This year we spent Christmas in New York and, yeah, it was just like Shane and Kirsty sang: there were cars big as bars and the day we left the wind really did go right through you (a maximum of 0° and gusts up to 64 km/h), but apart from one day of constant rain the weather was actually pretty good.
Christmas Day was spent ice skating in Central Park before going to Radio City Music Hall to see the Radio City Christmas Spectacular starring the Rockettes(!) This was first class Christmas cheese and also completely awesome.
The show is a spectacular 90 minute review with dancing santas, finely choreographed toy soldiers, a nativity scene with live camels and donkeys, a 3D sleigh ride and of course the fantastically long-legged Rockettes. Formed at the Roxy Theatre originally as the Roxyettes, when they moved to Radio City in 1932 they were renamed the Rockettes and have been singing, tapping and high-kicking at Radio City for over seven decades.
I think this quote from an audience member on the website sums it up best:

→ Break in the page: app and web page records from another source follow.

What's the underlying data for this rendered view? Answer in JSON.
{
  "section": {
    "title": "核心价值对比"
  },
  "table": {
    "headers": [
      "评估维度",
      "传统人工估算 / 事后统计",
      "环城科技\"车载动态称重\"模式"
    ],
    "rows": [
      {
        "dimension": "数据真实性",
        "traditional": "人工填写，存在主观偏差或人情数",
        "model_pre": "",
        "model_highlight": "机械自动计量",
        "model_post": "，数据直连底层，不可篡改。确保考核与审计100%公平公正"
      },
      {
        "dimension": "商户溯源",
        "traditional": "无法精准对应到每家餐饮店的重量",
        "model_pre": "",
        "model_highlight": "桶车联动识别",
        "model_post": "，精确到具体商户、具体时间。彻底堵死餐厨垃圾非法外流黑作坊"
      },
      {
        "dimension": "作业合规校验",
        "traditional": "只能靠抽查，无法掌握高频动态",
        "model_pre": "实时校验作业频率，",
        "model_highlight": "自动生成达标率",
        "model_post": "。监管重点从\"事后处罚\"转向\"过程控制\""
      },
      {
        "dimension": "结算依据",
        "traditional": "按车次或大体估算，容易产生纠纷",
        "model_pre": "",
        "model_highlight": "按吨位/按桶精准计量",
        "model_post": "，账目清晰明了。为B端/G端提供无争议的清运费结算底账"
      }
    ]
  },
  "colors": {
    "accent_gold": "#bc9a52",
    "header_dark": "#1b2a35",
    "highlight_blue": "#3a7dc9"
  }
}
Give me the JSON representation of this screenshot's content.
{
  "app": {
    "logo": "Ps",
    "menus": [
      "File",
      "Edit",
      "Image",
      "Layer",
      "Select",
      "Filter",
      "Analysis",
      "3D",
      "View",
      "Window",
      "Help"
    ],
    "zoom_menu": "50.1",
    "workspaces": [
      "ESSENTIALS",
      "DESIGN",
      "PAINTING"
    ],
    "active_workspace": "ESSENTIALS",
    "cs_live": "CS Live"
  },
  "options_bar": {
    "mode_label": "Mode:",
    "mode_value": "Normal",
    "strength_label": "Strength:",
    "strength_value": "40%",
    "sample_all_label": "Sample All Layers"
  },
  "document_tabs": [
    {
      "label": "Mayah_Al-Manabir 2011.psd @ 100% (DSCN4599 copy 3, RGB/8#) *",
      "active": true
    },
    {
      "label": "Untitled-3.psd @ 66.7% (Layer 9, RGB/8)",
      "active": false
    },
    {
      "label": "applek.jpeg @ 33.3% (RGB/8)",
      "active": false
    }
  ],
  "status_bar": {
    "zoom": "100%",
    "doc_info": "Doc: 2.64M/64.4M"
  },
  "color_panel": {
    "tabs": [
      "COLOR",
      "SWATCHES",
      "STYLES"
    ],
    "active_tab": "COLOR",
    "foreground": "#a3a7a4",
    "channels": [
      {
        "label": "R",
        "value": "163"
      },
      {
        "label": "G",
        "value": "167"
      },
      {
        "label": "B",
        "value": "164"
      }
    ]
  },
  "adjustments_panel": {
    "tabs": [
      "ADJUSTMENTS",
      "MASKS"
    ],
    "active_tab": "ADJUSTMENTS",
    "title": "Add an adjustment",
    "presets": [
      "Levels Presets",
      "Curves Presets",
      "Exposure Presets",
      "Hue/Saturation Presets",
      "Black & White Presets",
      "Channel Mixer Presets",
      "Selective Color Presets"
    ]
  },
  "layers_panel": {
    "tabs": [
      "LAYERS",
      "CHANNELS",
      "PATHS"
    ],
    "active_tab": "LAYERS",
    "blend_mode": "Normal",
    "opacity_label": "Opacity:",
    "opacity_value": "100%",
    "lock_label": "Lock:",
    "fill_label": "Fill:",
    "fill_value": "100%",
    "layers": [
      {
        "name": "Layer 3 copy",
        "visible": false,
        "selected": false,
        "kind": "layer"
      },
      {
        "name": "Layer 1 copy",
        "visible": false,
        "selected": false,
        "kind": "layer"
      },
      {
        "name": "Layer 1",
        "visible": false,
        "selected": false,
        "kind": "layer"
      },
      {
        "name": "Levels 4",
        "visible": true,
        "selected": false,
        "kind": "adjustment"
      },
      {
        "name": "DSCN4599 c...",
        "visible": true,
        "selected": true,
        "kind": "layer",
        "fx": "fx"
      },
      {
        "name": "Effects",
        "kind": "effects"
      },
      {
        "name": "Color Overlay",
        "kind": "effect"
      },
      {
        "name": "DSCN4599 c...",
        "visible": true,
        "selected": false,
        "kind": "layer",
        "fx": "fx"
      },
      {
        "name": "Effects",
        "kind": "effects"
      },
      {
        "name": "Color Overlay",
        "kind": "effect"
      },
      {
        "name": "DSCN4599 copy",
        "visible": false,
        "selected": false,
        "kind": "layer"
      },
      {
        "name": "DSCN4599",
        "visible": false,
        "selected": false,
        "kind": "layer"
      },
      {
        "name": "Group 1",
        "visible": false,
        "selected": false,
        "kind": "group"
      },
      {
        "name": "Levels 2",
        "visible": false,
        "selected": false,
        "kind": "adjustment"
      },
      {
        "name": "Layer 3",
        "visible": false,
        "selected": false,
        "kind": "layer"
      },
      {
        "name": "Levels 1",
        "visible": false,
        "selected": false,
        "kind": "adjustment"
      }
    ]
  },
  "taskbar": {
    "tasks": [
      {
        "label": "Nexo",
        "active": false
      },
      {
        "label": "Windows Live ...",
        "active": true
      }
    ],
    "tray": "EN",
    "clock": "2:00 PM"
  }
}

The show my wife and I sat through was the best show we had ever seen and provided the ultimate Christmas memory, I was loving the show and turned to my wife during the show to ask if she was enjoying it, as I turned, I did not need to ask the question, as the tears of joy welled up in her eyes told me more than words could.
I’m only partly taking the piss; it really was a great thing to do in New York on Christmas day. After the show we had Christmas dinner at a diner near Times Square.
On Boxing Day we kept the Christmas traditions going with George Ballanchine’s The Nutcracker at the New York City Ballet. It was Ballanchine’s production in 1954 (the first show by the NYCB) that started the tradition in Europe and America of performing The Nutcracker at Christmas time.
The show was fantastic; the dancing was stunningly good and and the set was incredible. At one point a 40 foot Christmas tree rises up out of the stage and at another 50 pounds of paper confetti fall from the rafters onto the ballerinas to create a magical snowstorm.
After Saturday’s downpour, Sunday was bright and clear so we took the opportunity to get outside as much as possible with a trip to the South Street Seaport, Brooklyn Bridge and Central Park.
The night before we were due to leave we headed to Broadway to see the first revival of West Side Story in thirty years. By now I’m starting to run out of superlatives but this was a thrilling, jazzy, cool, moving and simply great show. The combination of Bernstein, Sondheim and Robbins adds up to something more than the already astronomical sum of their parts. We had seats in the fourth row and the breathtaking choreography just blew me away.
This revival is new in that all of the Puerto Rican characters are native Spanish speakers and some of the text has been changed from English to Spanish. I think it works well although the changes are less than what was originally planned.
I’m still thinking about it days afterwards and not even the girl spilling her ice over herself next to me or the loud woman who wouldn’t stop talking behind me could spoil it. Quite simply it’s worth a trip to New York just to see it.
On the morning we flew back, we took shelter from the sub-zero temperatures and arctic winds in the Frick Collection. This is a wonderful little gallery of the artwork collected by Henry Clay Frick, a 19th-century steel baron, housed in his mansion on the Upper East Side. Like the Wallace Collection in London every room is stuffed with astoundingly significant works of art. Wherever you turn there are paintings by Vermeer, Rembrandt, Renoir, Turner, Bronzino, El Greco, Gainsborough Holbein, and the list goes on. It is far less crowded than the Met or MOMA (my God that place gets busy!) and the works are hung as if they were in Frick’s private house. Thoroughly recommended.
Unlike London, which turns into a bit of a ghost town at Christmas, New York really is the city that never sleeps and while the crowds of people taking pictures of the Christmas Tree at Rockefeller Center (?) can be a bit trying New York is still a fantastically cultured, beautiful and exciting city to be in — especially at Christmas time.
Photos in the gallery.